* [WHAT YOU WILL DO] Search the records below for the word "current", then return every line where it appears.

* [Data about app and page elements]
****************************************
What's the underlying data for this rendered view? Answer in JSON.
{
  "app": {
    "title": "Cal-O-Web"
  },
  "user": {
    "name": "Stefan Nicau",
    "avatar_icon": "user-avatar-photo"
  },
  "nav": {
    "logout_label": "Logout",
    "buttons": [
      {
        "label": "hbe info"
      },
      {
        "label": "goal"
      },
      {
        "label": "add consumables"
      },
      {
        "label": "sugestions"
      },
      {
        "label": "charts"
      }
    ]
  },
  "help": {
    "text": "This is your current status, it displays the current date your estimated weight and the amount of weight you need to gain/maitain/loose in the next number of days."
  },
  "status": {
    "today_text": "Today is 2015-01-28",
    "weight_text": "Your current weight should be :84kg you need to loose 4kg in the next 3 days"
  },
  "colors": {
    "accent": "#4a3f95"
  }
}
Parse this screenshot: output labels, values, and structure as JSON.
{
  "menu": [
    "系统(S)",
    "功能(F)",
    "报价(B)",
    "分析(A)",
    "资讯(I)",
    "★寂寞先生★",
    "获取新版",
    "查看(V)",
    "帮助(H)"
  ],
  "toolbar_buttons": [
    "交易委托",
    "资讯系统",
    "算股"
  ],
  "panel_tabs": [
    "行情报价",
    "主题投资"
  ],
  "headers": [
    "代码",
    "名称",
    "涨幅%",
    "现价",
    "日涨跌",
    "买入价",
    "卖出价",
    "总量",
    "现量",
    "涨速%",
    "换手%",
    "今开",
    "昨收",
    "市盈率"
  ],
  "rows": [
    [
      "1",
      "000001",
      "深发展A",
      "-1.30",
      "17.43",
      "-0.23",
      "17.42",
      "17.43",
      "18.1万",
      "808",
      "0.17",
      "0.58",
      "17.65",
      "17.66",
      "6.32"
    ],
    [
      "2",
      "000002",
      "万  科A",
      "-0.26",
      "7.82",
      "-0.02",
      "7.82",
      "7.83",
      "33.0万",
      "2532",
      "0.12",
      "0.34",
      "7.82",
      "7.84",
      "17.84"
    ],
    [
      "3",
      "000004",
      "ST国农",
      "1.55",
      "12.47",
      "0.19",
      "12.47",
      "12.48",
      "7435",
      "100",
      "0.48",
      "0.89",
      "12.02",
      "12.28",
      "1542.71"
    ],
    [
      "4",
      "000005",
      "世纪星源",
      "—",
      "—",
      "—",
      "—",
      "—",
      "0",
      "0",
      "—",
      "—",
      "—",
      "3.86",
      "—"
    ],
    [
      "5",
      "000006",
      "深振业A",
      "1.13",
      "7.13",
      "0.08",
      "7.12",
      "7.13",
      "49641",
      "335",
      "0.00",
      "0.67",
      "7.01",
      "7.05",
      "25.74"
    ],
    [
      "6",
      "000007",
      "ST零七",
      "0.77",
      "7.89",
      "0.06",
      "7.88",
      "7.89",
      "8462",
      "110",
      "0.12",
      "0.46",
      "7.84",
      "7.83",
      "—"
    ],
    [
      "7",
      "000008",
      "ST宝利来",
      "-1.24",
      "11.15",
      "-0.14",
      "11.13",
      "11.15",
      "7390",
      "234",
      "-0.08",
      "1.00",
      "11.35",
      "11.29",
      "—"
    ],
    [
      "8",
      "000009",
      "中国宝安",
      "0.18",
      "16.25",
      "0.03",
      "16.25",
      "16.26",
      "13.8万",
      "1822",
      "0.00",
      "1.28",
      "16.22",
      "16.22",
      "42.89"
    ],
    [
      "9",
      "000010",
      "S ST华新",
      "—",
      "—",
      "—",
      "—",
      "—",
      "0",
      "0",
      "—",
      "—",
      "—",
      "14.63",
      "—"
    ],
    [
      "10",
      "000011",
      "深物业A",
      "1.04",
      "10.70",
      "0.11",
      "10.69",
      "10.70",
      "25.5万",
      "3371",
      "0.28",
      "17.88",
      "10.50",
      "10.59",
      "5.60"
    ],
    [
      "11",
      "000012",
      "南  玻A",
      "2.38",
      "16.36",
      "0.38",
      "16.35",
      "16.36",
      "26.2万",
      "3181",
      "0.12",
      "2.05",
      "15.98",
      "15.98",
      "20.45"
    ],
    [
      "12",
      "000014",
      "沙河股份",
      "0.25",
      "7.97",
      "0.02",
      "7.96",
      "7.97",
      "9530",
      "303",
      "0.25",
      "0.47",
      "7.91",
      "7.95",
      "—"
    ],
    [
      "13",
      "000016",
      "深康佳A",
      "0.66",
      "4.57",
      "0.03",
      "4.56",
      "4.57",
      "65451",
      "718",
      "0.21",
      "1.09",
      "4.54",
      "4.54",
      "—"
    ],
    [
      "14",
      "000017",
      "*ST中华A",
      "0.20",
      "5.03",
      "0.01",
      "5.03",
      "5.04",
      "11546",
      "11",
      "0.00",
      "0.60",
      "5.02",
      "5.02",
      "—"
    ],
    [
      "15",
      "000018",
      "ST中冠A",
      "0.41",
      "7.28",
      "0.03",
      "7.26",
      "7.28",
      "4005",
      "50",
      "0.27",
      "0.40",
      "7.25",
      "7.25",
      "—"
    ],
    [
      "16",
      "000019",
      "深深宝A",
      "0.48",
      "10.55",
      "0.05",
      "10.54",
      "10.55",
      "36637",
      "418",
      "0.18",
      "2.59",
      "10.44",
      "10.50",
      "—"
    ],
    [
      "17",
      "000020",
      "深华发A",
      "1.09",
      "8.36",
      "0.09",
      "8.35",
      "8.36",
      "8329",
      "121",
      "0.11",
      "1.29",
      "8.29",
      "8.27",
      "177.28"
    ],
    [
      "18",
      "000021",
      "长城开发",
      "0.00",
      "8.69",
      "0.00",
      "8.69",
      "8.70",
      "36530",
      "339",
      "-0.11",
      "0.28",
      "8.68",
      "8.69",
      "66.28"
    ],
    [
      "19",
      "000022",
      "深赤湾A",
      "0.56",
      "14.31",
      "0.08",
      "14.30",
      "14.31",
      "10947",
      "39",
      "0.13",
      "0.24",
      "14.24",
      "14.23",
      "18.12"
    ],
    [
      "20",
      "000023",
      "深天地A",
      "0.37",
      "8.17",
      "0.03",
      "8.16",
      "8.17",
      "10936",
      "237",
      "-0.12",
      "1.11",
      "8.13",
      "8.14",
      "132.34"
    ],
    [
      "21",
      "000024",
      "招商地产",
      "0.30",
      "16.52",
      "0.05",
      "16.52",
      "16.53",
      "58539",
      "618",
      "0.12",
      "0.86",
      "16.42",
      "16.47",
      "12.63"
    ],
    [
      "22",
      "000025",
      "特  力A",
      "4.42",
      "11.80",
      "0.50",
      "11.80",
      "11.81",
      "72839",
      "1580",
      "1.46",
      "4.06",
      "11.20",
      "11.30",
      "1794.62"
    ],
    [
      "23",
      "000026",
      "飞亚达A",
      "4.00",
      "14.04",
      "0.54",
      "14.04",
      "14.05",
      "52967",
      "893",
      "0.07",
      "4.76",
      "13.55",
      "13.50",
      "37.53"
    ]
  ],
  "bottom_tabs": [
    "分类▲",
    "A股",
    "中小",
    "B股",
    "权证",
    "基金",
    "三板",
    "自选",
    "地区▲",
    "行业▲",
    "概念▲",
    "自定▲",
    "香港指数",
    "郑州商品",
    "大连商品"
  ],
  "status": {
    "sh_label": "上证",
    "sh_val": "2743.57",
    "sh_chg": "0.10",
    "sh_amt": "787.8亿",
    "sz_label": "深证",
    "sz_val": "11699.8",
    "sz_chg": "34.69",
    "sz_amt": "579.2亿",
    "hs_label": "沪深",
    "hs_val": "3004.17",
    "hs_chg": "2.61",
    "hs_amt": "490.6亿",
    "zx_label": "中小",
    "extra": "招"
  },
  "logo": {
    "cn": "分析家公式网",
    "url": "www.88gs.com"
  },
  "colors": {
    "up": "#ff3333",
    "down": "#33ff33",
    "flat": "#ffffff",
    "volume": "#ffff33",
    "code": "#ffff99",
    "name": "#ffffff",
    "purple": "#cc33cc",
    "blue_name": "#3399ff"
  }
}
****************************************
* [SOLUTION]
    "text": "This is your current status, it displays the current date your estimated weight and the amount of weight you need to gain/maitain/loose in the next number of days."
    "weight_text": "Your current weight should be :84kg you need to loose 4kg in the next 3 days"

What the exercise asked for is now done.